Article based on news reports (nda)July 19, 2007

It all started when an eagle-eyed employee noticed declining animal stocks at Erfurt Zoo. It ended with a scandal, sackings and a criminal investigation into an illegal meat operation.

Explain this one to the kidsImage: Bilderbox

Some zoos aren't as lucky as the one in Berlin. Most don't have superstar polar bear cubs and the potential to exploit cuteness through marketing deals and promotions which would make even David Beckham seem like a media-shy hermit with no business sense.

There are no tie-ins, no plush toys flying off the shelves, no hordes of expectant children and insatiable paparazzi stampeding through the turnstiles.
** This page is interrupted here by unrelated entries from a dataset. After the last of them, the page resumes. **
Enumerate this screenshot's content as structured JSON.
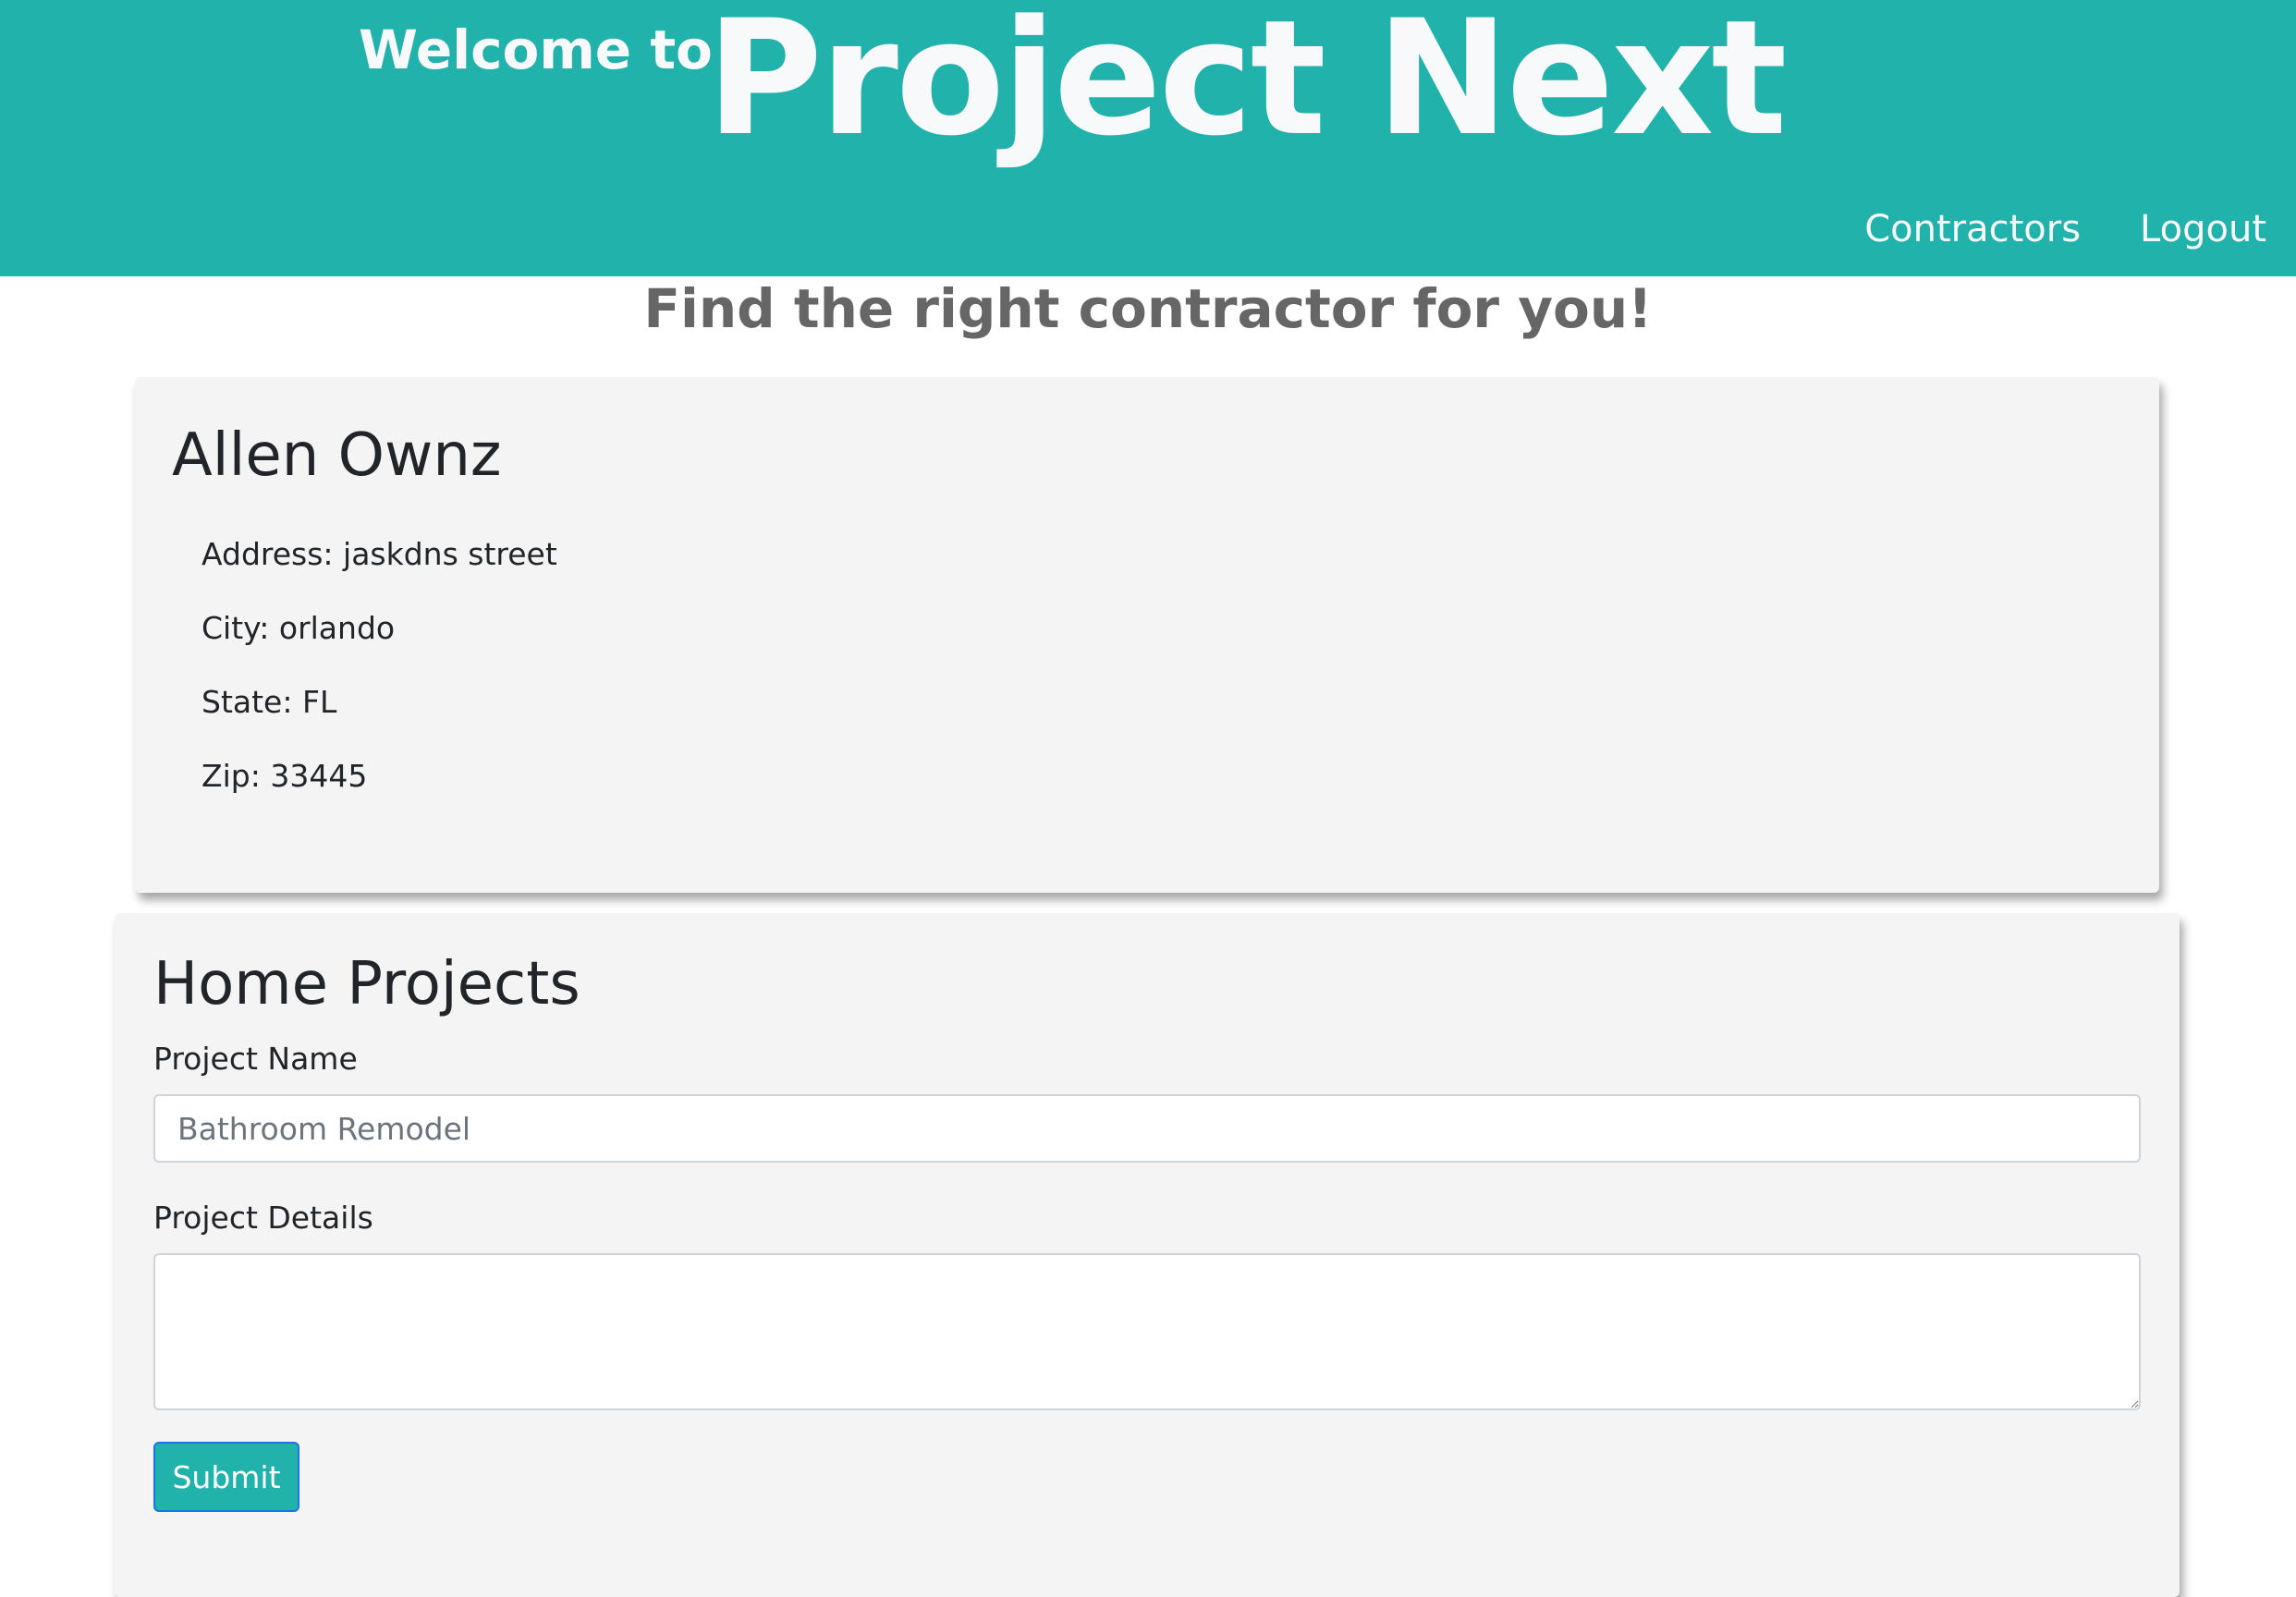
{
  "header": {
    "welcome_text": "Welcome to",
    "brand_name": "Project Next",
    "background_color": "#21b2ac",
    "nav": {
      "contractors_label": "Contractors",
      "logout_label": "Logout"
    }
  },
  "tagline": "Find the right contractor for you!",
  "profile": {
    "name": "Allen Ownz",
    "address": "Address: jaskdns street",
    "city": "City: orlando",
    "state": "State: FL",
    "zip": "Zip: 33445"
  },
  "projects": {
    "title": "Home Projects",
    "project_name_label": "Project Name",
    "project_name_placeholder": "Bathroom Remodel",
    "project_name_value": "",
    "project_details_label": "Project Details",
    "project_details_value": "",
    "submit_label": "Submit"
  },
  "colors": {
    "accent": "#21b2ac",
    "card_background": "#f4f4f4",
    "tagline_text": "#666666"
  }
}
For those zoos lacking star-quality, life is bleak. The future is under-funded and the staff and animals suffer accordingly.

However, some animals -- like those at Erfurt Zoo -- suffer more than others. For these poor creatures, their suffering was not caused by a reduction of enclosure space due to a budget cut or an enforced diet due to spiraling feed costs. No, it came courtesy of those unscrupulous members of staff who, instead of looking after the beasts, were killing them and shipping their carcasses out the back door as meat.

While other establishments were relying on merchandise to boost income, the evil workers at Erfurt were lining their own pockets with a grisly sideline in exotic animal flesh.

Bambi steaks could be tip of meat iceberg

More buck for your buck: Deer meat proved very popularImage: AP

Apparently, the staff responsible had been turning petting zoo deer into venison as part of a clandestine business for a number of years. Now it is feared that Bambi steaks will turn out to be just one specialty on the macabre menu.

"We are worried this is only the tip of the iceberg," said Wolfgang Apel, president of the German Animal Protection League, who also called for a thorough review of controls at the zoo and at all other institutions with animals in the eastern state of Thuringia.

The secret meat trade was revealed after an anonymous zoo employee noticed that the number of animals was declining. "It was high time something was done about it," the whistleblower said, as quoted in a report in Die Zeit newspaper.

After hearing of the scandal, Erfurt's mayor filed charges against workers at the zoo and fired the zoo's director. "The case is now being handled by state prosecutors," said a spokeswoman for the mayor's office in a statement to the press, declining to give further details.